BEGIN Data supplied
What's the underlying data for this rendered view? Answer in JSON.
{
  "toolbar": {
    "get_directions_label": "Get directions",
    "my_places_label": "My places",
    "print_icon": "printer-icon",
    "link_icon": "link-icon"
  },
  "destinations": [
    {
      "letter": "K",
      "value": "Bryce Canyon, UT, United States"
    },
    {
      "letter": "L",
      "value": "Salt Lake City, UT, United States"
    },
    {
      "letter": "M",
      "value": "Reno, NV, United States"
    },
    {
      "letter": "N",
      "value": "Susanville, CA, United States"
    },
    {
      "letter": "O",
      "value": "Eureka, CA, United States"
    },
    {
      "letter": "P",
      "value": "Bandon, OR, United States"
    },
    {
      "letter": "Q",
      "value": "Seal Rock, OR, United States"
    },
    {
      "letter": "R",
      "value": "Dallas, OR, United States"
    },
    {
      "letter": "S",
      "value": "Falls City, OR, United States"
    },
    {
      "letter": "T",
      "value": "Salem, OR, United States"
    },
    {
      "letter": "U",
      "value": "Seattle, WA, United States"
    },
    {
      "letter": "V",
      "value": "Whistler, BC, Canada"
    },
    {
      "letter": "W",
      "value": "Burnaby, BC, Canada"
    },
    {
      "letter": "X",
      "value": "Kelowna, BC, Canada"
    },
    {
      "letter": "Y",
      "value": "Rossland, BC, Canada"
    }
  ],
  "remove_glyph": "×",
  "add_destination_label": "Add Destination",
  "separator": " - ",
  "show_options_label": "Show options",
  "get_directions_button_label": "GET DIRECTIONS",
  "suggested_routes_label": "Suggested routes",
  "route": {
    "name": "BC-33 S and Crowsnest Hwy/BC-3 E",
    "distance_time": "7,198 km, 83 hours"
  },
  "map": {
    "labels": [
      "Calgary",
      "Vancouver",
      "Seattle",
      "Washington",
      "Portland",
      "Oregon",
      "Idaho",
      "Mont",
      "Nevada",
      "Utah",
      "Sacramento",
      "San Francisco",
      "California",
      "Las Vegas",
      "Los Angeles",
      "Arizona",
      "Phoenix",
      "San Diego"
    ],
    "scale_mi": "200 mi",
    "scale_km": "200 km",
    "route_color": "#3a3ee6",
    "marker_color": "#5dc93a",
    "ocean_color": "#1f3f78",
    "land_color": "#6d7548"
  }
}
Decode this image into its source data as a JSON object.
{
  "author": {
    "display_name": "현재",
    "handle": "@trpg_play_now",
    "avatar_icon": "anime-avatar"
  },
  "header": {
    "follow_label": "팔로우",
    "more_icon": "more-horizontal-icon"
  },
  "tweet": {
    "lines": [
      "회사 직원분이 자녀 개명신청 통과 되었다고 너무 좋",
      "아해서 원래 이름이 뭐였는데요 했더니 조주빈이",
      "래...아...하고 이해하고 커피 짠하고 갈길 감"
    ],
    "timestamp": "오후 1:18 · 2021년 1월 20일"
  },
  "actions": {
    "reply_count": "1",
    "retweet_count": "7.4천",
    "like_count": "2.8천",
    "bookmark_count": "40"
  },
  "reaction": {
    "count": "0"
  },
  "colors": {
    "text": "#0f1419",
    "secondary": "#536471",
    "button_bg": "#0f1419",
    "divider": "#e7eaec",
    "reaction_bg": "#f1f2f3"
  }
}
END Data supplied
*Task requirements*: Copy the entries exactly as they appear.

*Exercise response*:
What's the underlying data for this rendered view? Answer in JSON.
{
  "toolbar": {
    "get_directions_label": "Get directions",
    "my_places_label": "My places",
    "print_icon": "printer-icon",
    "link_icon": "link-icon"
  },
  "destinations": [
    {
      "letter": "K",
      "value": "Bryce Canyon, UT, United States"
    },
    {
      "letter": "L",
      "value": "Salt Lake City, UT, United States"
    },
    {
      "letter": "M",
      "value": "Reno, NV, United States"
    },
    {
      "letter": "N",
      "value": "Susanville, CA, United States"
    },
    {
      "letter": "O",
      "value": "Eureka, CA, United States"
    },
    {
      "letter": "P",
      "value": "Bandon, OR, United States"
    },
    {
      "letter": "Q",
      "value": "Seal Rock, OR, United States"
    },
    {
      "letter": "R",
      "value": "Dallas, OR, United States"
    },
    {
      "letter": "S",
      "value": "Falls City, OR, United States"
    },
    {
      "letter": "T",
      "value": "Salem, OR, United States"
    },
    {
      "letter": "U",
      "value": "Seattle, WA, United States"
    },
    {
      "letter": "V",
      "value": "Whistler, BC, Canada"
    },
    {
      "letter": "W",
      "value": "Burnaby, BC, Canada"
    },
    {
      "letter": "X",
      "value": "Kelowna, BC, Canada"
    },
    {
      "letter": "Y",
      "value": "Rossland, BC, Canada"
    }
  ],
  "remove_glyph": "×",
  "add_destination_label": "Add Destination",
  "separator": " - ",
  "show_options_label": "Show options",
  "get_directions_button_label": "GET DIRECTIONS",
  "suggested_routes_label": "Suggested routes",
  "route": {
    "name": "BC-33 S and Crowsnest Hwy/BC-3 E",
    "distance_time": "7,198 km, 83 hours"
  },
  "map": {
    "labels": [
      "Calgary",
      "Vancouver",
      "Seattle",
      "Washington",
      "Portland",
      "Oregon",
      "Idaho",
      "Mont",
      "Nevada",
      "Utah",
      "Sacramento",
      "San Francisco",
      "California",
      "Las Vegas",
      "Los Angeles",
      "Arizona",
      "Phoenix",
      "San Diego"
    ],
    "scale_mi": "200 mi",
    "scale_km": "200 km",
    "route_color": "#3a3ee6",
    "marker_color": "#5dc93a",
    "ocean_color": "#1f3f78",
    "land_color": "#6d7548"
  }
}
Decode this image into its source data as a JSON object.
{
  "author": {
    "display_name": "현재",
    "handle": "@trpg_play_now",
    "avatar_icon": "anime-avatar"
  },
  "header": {
    "follow_label": "팔로우",
    "more_icon": "more-horizontal-icon"
  },
  "tweet": {
    "lines": [
      "회사 직원분이 자녀 개명신청 통과 되었다고 너무 좋",
      "아해서 원래 이름이 뭐였는데요 했더니 조주빈이",
      "래...아...하고 이해하고 커피 짠하고 갈길 감"
    ],
    "timestamp": "오후 1:18 · 2021년 1월 20일"
  },
  "actions": {
    "reply_count": "1",
    "retweet_count": "7.4천",
    "like_count": "2.8천",
    "bookmark_count": "40"
  },
  "reaction": {
    "count": "0"
  },
  "colors": {
    "text": "#0f1419",
    "secondary": "#536471",
    "button_bg": "#0f1419",
    "divider": "#e7eaec",
    "reaction_bg": "#f1f2f3"
  }
}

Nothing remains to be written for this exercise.